- Opening Delimiter -

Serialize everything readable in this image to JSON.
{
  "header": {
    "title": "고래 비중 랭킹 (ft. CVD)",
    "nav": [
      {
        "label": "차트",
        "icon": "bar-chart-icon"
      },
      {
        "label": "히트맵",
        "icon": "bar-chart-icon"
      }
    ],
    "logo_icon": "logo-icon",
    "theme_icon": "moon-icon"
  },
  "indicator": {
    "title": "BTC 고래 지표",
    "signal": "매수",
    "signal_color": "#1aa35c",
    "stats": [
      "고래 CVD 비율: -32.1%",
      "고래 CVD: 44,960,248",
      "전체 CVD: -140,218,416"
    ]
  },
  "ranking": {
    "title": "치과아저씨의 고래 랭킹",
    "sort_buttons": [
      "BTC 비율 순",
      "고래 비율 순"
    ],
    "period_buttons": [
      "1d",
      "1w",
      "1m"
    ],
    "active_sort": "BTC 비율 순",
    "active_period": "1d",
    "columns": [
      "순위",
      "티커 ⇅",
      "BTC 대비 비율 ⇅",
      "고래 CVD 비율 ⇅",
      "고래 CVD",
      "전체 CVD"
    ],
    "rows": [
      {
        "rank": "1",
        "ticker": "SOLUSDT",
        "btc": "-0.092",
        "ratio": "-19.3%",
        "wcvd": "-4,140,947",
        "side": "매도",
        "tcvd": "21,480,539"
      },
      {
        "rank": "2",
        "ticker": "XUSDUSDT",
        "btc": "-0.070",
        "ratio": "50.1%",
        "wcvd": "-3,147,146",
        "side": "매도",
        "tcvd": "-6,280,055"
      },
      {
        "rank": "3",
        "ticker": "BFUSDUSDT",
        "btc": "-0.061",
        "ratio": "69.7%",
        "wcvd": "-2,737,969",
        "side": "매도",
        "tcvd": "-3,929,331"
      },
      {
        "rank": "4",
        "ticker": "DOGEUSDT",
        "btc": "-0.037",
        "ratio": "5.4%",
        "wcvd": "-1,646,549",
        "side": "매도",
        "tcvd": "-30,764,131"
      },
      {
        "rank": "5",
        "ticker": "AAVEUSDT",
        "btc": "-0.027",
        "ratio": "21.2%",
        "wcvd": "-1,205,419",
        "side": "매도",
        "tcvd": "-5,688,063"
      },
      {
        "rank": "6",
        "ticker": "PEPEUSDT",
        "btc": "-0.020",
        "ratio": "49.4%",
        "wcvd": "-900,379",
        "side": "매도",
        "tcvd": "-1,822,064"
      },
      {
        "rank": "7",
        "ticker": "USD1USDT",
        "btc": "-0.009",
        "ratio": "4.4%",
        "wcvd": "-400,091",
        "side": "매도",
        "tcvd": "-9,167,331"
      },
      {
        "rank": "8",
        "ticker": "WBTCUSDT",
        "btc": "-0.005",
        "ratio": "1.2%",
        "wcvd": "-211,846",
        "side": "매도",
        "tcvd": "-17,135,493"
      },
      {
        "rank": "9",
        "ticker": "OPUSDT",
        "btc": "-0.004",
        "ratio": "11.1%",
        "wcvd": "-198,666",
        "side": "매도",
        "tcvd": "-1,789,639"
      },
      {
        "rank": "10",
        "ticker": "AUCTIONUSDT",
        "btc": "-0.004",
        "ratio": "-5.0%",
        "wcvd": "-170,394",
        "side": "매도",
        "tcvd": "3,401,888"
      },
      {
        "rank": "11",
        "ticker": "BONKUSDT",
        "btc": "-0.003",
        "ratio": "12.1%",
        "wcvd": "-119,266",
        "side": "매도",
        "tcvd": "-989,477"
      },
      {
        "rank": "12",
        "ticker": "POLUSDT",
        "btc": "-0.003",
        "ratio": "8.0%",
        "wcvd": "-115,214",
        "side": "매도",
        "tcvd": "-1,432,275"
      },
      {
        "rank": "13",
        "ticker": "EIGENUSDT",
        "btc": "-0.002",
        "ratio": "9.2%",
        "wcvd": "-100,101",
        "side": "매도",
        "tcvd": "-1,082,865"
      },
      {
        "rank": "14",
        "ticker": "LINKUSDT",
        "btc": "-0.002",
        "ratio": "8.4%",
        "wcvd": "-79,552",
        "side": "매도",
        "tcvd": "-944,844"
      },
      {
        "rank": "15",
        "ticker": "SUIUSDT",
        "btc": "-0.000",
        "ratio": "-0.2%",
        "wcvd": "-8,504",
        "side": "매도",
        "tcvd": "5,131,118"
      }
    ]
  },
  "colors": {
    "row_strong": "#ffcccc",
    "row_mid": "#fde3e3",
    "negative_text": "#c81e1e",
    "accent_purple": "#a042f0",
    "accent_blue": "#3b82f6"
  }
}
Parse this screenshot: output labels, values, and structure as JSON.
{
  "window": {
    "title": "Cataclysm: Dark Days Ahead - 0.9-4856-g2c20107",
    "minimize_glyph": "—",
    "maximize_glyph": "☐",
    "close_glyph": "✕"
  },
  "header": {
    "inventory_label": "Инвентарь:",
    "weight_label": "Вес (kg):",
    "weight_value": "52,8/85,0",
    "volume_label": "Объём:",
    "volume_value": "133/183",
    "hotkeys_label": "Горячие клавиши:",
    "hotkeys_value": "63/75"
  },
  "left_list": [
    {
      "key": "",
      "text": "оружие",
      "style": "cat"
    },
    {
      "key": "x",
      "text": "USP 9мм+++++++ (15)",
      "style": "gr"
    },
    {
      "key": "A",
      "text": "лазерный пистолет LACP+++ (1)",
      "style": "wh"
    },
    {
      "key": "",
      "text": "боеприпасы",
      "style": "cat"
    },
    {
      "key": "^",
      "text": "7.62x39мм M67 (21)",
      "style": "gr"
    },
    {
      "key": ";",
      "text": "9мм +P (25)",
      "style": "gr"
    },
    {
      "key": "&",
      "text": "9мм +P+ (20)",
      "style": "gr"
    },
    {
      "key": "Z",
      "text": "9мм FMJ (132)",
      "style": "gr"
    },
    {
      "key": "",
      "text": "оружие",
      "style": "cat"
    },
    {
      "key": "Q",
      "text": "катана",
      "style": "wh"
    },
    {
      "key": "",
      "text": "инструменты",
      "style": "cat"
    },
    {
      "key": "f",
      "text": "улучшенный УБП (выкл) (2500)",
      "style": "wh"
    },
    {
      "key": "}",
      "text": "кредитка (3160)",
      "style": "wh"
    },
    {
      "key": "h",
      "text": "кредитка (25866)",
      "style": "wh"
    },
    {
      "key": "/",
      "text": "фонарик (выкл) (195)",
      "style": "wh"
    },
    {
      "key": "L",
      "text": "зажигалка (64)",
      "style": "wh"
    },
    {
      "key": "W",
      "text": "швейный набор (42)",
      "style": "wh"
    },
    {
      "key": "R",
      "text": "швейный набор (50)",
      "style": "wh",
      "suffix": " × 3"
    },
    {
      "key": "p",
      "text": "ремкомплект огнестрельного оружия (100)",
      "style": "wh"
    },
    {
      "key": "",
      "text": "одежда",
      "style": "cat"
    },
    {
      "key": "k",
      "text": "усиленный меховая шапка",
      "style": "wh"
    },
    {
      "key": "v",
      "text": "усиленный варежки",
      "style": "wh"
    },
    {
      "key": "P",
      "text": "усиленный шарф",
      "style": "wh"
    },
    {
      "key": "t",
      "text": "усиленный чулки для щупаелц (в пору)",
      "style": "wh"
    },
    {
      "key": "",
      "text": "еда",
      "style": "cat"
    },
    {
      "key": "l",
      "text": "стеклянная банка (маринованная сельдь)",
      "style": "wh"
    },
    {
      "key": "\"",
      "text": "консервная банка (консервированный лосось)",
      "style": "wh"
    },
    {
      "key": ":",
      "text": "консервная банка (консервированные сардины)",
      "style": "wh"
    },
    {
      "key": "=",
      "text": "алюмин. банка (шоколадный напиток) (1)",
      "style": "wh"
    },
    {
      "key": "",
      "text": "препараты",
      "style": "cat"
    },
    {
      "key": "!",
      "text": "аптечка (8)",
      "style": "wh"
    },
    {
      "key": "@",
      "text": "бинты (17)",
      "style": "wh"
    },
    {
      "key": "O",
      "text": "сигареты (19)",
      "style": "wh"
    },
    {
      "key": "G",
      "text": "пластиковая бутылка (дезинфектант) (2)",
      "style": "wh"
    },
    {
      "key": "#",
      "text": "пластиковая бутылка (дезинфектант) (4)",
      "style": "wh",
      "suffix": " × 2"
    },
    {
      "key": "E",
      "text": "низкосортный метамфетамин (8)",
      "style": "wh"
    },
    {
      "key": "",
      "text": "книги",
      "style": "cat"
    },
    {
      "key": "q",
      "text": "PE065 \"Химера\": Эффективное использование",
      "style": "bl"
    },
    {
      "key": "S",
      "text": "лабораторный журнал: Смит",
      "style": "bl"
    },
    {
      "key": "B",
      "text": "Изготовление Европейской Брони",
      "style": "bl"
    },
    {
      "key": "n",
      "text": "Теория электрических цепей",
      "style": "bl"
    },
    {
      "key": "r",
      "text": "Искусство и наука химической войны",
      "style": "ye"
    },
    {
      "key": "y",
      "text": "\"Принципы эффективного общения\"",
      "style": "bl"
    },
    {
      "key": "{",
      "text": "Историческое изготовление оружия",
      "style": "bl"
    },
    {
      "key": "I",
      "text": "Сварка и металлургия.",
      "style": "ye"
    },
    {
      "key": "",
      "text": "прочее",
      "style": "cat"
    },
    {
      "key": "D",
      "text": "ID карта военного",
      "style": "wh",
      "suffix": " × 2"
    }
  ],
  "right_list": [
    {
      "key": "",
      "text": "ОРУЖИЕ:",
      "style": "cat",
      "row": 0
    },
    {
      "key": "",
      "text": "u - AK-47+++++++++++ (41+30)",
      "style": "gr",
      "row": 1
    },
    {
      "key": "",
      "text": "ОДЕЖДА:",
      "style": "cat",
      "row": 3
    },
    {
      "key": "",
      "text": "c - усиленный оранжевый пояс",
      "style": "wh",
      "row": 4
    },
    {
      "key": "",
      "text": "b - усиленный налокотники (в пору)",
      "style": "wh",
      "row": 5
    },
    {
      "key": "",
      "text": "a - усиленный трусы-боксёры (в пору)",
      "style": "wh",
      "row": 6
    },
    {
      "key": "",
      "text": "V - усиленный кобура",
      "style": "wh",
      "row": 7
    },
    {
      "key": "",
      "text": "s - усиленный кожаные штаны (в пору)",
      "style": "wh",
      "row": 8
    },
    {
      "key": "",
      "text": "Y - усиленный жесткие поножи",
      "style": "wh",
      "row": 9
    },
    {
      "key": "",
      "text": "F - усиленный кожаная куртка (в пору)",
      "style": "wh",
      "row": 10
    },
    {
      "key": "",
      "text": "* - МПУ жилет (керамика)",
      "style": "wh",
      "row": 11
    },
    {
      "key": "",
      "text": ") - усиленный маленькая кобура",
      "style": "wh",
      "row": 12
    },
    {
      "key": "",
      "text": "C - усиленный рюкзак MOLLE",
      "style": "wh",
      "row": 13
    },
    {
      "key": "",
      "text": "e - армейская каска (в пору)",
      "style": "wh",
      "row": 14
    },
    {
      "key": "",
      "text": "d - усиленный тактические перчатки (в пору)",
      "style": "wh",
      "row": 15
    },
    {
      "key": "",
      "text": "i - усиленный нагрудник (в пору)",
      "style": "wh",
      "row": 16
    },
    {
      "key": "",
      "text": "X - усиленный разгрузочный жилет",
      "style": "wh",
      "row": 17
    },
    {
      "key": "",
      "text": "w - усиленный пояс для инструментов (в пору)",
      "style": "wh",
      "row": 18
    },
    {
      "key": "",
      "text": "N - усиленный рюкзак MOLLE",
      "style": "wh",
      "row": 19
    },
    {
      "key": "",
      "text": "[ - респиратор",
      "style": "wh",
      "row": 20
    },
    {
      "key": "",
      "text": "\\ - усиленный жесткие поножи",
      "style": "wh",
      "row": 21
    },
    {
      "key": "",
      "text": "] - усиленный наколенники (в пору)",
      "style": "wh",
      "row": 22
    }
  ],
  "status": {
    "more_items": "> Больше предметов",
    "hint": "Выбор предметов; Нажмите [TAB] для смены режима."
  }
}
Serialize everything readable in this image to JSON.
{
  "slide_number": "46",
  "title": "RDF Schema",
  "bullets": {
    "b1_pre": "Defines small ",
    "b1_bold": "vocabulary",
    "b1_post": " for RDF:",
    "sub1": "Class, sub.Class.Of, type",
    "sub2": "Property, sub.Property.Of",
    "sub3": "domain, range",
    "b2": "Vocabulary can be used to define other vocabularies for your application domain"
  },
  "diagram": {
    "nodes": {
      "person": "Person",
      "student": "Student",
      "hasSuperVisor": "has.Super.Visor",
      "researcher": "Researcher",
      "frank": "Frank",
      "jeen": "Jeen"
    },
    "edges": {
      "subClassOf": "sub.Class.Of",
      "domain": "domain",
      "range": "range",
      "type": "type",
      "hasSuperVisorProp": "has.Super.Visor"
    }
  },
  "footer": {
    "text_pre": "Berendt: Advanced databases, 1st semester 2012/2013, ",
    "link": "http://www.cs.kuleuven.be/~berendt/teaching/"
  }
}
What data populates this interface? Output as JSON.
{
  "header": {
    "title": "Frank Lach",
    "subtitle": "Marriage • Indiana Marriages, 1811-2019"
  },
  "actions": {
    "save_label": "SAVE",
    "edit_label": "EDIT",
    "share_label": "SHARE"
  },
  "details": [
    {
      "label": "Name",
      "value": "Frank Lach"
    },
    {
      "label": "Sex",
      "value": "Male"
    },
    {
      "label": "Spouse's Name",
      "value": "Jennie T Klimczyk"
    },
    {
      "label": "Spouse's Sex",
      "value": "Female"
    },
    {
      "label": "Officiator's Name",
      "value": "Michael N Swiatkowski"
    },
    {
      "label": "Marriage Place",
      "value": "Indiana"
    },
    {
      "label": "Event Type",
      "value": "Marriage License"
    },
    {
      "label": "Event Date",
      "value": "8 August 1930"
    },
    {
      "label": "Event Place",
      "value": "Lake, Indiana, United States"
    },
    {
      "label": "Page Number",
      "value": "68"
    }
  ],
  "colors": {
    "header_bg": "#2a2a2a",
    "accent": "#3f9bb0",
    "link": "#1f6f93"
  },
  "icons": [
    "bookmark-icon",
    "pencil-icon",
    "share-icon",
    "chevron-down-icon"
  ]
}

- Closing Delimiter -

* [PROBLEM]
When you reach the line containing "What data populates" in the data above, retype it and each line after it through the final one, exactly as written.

* [SOLUTION TO THIS PROBLEM]
What data populates this interface? Output as JSON.
{
  "header": {
    "title": "Frank Lach",
    "subtitle": "Marriage • Indiana Marriages, 1811-2019"
  },
  "actions": {
    "save_label": "SAVE",
    "edit_label": "EDIT",
    "share_label": "SHARE"
  },
  "details": [
    {
      "label": "Name",
      "value": "Frank Lach"
    },
    {
      "label": "Sex",
      "value": "Male"
    },
    {
      "label": "Spouse's Name",
      "value": "Jennie T Klimczyk"
    },
    {
      "label": "Spouse's Sex",
      "value": "Female"
    },
    {
      "label": "Officiator's Name",
      "value": "Michael N Swiatkowski"
    },
    {
      "label": "Marriage Place",
      "value": "Indiana"
    },
    {
      "label": "Event Type",
      "value": "Marriage License"
    },
    {
      "label": "Event Date",
      "value": "8 August 1930"
    },
    {
      "label": "Event Place",
      "value": "Lake, Indiana, United States"
    },
    {
      "label": "Page Number",
      "value": "68"
    }
  ],
  "colors": {
    "header_bg": "#2a2a2a",
    "accent": "#3f9bb0",
    "link": "#1f6f93"
  },
  "icons": [
    "bookmark-icon",
    "pencil-icon",
    "share-icon",
    "chevron-down-icon"
  ]
}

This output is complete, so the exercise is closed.